Start of Block

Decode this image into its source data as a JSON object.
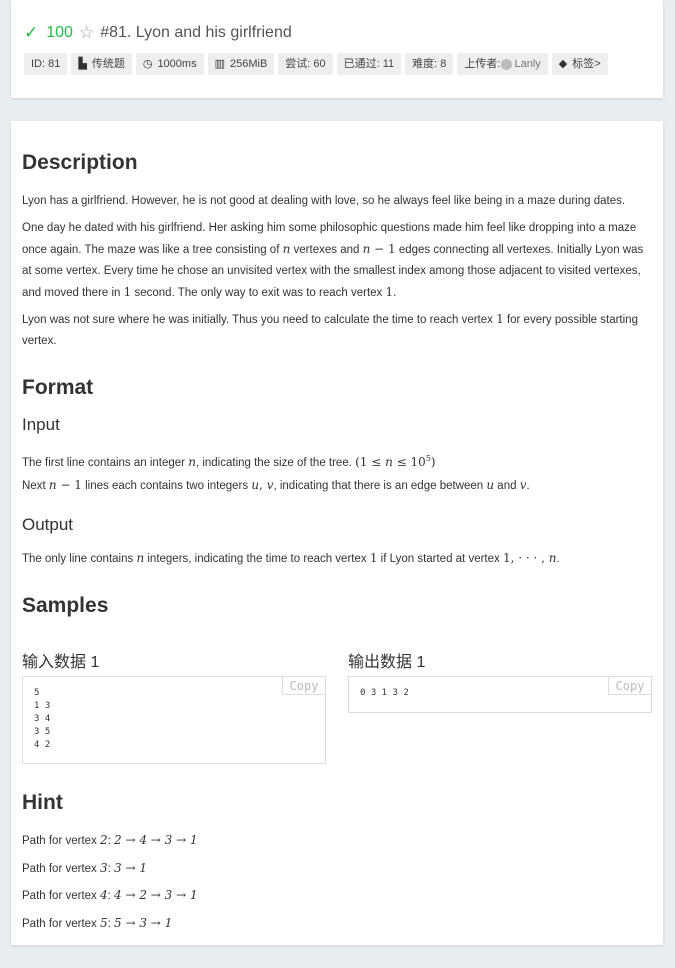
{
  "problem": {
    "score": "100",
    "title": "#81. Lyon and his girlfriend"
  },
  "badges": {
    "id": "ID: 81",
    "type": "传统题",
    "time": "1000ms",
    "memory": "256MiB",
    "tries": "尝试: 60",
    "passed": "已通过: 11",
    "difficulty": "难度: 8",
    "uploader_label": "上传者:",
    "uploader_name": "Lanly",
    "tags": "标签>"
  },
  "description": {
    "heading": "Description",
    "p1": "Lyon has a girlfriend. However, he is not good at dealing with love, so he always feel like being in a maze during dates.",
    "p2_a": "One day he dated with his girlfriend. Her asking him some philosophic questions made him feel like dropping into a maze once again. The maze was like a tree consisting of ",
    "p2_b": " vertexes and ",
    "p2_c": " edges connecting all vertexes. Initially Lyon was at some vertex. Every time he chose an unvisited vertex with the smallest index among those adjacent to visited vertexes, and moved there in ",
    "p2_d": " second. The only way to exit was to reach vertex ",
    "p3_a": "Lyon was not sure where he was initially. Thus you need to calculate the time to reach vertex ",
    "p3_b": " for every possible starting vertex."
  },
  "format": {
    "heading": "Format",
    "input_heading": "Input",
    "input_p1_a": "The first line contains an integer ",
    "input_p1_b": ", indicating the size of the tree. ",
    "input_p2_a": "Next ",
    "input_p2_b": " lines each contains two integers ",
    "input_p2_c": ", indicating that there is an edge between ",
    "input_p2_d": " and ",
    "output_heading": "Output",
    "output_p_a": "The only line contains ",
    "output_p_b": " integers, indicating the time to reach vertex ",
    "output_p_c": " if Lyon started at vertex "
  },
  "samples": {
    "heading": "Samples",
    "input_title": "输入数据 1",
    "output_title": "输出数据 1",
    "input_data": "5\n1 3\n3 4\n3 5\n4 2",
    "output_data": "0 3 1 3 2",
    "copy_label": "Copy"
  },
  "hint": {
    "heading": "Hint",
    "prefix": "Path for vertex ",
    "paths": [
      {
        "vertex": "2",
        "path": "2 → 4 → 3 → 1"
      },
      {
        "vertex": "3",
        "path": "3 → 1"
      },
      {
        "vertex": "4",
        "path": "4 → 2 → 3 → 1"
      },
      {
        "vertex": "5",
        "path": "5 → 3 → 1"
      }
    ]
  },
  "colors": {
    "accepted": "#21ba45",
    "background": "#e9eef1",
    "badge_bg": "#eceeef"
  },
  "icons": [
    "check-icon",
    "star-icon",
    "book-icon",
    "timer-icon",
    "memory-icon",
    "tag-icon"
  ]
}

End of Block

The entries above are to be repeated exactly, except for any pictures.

> [Reply]
Decode this image into its source data as a JSON object.
{
  "problem": {
    "score": "100",
    "title": "#81. Lyon and his girlfriend"
  },
  "badges": {
    "id": "ID: 81",
    "type": "传统题",
    "time": "1000ms",
    "memory": "256MiB",
    "tries": "尝试: 60",
    "passed": "已通过: 11",
    "difficulty": "难度: 8",
    "uploader_label": "上传者:",
    "uploader_name": "Lanly",
    "tags": "标签>"
  },
  "description": {
    "heading": "Description",
    "p1": "Lyon has a girlfriend. However, he is not good at dealing with love, so he always feel like being in a maze during dates.",
    "p2_a": "One day he dated with his girlfriend. Her asking him some philosophic questions made him feel like dropping into a maze once again. The maze was like a tree consisting of ",
    "p2_b": " vertexes and ",
    "p2_c": " edges connecting all vertexes. Initially Lyon was at some vertex. Every time he chose an unvisited vertex with the smallest index among those adjacent to visited vertexes, and moved there in ",
    "p2_d": " second. The only way to exit was to reach vertex ",
    "p3_a": "Lyon was not sure where he was initially. Thus you need to calculate the time to reach vertex ",
    "p3_b": " for every possible starting vertex."
  },
  "format": {
    "heading": "Format",
    "input_heading": "Input",
    "input_p1_a": "The first line contains an integer ",
    "input_p1_b": ", indicating the size of the tree. ",
    "input_p2_a": "Next ",
    "input_p2_b": " lines each contains two integers ",
    "input_p2_c": ", indicating that there is an edge between ",
    "input_p2_d": " and ",
    "output_heading": "Output",
    "output_p_a": "The only line contains ",
    "output_p_b": " integers, indicating the time to reach vertex ",
    "output_p_c": " if Lyon started at vertex "
  },
  "samples": {
    "heading": "Samples",
    "input_title": "输入数据 1",
    "output_title": "输出数据 1",
    "input_data": "5\n1 3\n3 4\n3 5\n4 2",
    "output_data": "0 3 1 3 2",
    "copy_label": "Copy"
  },
  "hint": {
    "heading": "Hint",
    "prefix": "Path for vertex ",
    "paths": [
      {
        "vertex": "2",
        "path": "2 → 4 → 3 → 1"
      },
      {
        "vertex": "3",
        "path": "3 → 1"
      },
      {
        "vertex": "4",
        "path": "4 → 2 → 3 → 1"
      },
      {
        "vertex": "5",
        "path": "5 → 3 → 1"
      }
    ]
  },
  "colors": {
    "accepted": "#21ba45",
    "background": "#e9eef1",
    "badge_bg": "#eceeef"
  },
  "icons": [
    "check-icon",
    "star-icon",
    "book-icon",
    "timer-icon",
    "memory-icon",
    "tag-icon"
  ]
}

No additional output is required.